# [Task statement]
Taking the material as a whole, state how many of its lines contain "true". Write the number and nothing more.

*** Opening of Entries provided ***

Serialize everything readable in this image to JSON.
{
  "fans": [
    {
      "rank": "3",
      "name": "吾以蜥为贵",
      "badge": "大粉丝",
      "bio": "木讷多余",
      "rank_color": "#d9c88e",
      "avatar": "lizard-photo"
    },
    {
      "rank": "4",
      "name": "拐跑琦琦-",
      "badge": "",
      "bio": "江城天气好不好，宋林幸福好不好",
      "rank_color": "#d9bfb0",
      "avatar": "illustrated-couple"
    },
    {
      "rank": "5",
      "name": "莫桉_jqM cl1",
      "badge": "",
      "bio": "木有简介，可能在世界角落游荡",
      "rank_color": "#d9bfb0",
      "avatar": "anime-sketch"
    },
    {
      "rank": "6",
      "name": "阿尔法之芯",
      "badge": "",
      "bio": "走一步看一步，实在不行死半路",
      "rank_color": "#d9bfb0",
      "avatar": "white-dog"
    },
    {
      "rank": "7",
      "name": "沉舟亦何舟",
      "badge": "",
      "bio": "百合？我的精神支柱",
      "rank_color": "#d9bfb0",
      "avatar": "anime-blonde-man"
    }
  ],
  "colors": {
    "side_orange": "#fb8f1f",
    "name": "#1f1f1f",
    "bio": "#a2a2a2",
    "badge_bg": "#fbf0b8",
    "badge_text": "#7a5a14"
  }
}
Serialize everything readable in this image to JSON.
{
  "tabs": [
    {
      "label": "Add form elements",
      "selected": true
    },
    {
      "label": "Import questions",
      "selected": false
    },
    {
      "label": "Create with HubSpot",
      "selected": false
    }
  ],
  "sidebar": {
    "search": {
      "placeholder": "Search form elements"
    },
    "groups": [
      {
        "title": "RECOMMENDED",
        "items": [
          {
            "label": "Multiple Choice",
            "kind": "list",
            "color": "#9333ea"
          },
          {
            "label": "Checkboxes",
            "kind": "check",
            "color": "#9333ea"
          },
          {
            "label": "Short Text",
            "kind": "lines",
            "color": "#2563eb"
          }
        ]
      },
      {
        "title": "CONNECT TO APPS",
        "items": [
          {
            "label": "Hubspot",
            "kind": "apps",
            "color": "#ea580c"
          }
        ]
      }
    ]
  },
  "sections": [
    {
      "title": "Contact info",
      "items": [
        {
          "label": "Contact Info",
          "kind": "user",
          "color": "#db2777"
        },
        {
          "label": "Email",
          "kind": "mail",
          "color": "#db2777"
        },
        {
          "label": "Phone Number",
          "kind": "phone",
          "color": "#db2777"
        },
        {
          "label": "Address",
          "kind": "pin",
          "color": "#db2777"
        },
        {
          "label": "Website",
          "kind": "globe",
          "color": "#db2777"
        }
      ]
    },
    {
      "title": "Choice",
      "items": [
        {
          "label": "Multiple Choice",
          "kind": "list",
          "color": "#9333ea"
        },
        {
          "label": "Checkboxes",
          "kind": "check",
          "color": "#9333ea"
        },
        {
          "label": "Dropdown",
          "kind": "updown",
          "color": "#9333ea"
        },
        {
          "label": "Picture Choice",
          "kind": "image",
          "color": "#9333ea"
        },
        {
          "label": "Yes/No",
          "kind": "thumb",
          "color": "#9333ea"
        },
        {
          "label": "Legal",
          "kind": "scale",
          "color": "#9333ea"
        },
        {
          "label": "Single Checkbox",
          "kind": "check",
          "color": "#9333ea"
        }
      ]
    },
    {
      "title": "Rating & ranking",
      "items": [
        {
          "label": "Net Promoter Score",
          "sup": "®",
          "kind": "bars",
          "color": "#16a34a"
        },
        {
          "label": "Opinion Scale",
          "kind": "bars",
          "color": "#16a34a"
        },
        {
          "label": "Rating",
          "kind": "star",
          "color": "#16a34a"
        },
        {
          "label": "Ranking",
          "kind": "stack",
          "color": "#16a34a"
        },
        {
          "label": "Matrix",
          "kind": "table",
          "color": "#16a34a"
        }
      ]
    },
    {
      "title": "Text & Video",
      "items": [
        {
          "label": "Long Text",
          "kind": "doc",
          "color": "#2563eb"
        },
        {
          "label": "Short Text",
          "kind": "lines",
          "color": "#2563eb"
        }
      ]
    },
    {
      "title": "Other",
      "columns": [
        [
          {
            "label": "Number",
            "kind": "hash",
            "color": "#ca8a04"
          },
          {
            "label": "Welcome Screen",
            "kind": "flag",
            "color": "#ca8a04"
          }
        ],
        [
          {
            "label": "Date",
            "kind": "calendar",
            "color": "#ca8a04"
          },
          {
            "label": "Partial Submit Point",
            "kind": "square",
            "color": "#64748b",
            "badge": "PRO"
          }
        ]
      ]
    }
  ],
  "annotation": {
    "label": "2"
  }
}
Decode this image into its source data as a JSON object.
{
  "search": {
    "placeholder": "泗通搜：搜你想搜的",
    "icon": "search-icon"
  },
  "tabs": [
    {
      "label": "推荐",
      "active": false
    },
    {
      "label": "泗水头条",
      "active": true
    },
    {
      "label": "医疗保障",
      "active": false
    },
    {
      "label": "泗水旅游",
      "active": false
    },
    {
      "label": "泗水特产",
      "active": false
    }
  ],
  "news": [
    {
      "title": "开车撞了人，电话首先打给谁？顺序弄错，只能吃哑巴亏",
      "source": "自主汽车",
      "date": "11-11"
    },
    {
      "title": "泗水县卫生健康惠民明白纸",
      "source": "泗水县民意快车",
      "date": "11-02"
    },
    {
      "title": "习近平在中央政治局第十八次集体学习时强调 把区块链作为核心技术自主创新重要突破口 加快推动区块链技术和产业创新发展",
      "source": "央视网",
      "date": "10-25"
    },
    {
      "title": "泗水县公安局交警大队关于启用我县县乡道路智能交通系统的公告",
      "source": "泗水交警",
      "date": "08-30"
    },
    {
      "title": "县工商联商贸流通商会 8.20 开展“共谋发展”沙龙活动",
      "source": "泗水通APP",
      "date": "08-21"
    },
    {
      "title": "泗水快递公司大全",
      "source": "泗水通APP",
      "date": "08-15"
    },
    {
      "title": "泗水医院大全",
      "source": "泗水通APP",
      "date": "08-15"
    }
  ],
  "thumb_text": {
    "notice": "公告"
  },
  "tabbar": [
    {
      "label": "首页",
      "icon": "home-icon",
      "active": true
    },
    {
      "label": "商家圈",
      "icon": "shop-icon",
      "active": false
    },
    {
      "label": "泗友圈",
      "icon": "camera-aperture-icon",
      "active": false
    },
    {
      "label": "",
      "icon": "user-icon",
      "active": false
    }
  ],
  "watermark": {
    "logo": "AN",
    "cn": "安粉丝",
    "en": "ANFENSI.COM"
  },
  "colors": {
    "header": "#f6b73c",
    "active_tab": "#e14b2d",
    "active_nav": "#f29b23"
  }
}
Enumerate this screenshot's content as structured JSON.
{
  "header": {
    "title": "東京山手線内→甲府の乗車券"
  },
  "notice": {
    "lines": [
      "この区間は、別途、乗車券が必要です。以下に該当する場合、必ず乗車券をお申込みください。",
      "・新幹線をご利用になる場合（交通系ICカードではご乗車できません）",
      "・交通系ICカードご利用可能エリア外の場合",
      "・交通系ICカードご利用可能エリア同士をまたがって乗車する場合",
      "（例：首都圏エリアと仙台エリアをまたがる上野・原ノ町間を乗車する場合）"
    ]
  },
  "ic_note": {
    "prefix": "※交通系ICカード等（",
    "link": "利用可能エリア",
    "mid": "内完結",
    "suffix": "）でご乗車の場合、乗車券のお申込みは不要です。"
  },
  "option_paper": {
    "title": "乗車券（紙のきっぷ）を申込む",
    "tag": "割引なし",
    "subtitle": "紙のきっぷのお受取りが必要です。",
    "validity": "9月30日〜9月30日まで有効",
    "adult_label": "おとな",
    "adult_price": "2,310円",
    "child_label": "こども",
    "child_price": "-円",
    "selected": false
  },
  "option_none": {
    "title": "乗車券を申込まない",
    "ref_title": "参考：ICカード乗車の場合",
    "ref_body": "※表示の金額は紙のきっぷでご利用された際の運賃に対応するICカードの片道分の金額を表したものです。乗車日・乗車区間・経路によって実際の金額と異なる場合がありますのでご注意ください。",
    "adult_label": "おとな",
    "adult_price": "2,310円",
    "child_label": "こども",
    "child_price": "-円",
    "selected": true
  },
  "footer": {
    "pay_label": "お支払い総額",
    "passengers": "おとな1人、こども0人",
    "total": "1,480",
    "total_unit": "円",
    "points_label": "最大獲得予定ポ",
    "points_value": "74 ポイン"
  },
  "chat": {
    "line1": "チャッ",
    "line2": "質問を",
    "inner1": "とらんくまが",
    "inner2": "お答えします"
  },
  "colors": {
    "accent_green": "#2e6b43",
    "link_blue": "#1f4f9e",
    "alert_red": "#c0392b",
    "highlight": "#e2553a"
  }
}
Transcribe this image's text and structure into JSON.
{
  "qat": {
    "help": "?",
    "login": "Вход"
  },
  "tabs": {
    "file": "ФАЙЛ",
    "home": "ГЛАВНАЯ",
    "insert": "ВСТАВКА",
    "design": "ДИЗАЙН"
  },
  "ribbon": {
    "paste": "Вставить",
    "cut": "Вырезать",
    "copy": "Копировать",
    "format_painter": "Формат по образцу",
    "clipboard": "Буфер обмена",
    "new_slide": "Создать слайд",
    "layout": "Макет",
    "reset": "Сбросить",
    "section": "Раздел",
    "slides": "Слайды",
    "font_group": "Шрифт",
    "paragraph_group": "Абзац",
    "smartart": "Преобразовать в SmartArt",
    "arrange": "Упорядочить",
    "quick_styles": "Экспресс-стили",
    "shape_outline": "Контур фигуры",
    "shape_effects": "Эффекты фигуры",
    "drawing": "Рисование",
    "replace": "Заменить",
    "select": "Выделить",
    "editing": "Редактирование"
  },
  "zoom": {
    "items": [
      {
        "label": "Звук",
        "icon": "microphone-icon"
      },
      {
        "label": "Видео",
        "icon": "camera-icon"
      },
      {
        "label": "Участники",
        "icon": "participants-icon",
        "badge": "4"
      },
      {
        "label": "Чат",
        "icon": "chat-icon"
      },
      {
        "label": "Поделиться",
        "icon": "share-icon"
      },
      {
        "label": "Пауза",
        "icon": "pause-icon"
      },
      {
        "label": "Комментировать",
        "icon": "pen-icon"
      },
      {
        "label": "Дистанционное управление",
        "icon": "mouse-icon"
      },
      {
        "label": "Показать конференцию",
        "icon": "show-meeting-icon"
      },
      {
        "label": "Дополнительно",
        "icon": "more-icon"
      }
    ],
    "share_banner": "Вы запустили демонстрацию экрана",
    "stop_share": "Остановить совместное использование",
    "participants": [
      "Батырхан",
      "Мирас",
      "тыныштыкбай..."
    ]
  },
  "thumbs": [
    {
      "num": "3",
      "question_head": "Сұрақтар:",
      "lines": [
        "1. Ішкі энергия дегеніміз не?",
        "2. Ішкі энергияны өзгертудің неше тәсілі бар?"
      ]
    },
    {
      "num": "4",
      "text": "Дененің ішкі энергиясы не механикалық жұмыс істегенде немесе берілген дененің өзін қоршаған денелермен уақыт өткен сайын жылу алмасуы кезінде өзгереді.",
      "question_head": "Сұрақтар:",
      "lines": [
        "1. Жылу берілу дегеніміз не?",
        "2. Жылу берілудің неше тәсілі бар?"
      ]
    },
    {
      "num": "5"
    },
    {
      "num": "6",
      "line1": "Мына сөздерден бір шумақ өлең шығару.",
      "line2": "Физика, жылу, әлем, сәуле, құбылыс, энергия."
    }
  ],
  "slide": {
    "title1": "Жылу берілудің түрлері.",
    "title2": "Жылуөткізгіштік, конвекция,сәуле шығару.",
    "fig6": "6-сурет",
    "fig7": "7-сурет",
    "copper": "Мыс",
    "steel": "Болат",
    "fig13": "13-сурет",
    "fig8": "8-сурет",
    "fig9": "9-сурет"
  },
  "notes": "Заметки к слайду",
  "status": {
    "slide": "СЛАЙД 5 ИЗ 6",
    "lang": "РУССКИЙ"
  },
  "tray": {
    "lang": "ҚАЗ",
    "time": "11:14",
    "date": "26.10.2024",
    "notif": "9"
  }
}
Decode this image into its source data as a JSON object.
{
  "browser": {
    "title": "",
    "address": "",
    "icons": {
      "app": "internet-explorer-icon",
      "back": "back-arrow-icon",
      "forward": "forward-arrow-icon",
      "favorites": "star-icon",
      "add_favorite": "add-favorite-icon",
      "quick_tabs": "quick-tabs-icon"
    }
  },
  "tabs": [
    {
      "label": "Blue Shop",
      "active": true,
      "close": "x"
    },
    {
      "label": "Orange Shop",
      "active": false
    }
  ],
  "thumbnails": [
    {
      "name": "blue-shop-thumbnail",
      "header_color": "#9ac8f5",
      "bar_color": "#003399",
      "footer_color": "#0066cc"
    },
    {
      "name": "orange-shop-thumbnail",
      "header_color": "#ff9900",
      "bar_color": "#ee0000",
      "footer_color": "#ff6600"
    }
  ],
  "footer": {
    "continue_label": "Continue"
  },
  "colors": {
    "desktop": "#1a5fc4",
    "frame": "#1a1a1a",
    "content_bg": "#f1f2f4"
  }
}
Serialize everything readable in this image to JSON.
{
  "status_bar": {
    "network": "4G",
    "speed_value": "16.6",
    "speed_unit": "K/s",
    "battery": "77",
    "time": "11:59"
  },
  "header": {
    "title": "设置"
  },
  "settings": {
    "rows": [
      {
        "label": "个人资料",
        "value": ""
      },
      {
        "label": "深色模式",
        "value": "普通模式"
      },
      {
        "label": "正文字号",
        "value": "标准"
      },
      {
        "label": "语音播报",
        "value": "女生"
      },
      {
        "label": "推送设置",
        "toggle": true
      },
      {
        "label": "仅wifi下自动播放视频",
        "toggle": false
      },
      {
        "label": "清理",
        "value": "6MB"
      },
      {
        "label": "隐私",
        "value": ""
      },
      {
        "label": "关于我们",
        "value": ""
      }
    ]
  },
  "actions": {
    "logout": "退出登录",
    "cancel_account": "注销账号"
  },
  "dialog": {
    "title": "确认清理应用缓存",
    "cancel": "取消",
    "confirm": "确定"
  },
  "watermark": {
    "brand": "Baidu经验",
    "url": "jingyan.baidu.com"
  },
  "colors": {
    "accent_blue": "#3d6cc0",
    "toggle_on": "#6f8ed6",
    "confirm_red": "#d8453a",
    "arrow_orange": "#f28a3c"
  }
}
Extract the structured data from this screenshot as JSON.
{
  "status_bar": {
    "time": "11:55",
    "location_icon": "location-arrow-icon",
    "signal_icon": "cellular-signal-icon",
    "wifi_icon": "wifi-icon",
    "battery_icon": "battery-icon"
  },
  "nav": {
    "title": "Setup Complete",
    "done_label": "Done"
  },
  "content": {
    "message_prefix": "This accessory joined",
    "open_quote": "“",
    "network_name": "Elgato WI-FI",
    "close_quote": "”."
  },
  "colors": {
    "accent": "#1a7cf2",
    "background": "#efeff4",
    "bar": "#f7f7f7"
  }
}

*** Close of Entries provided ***

# [Result]
6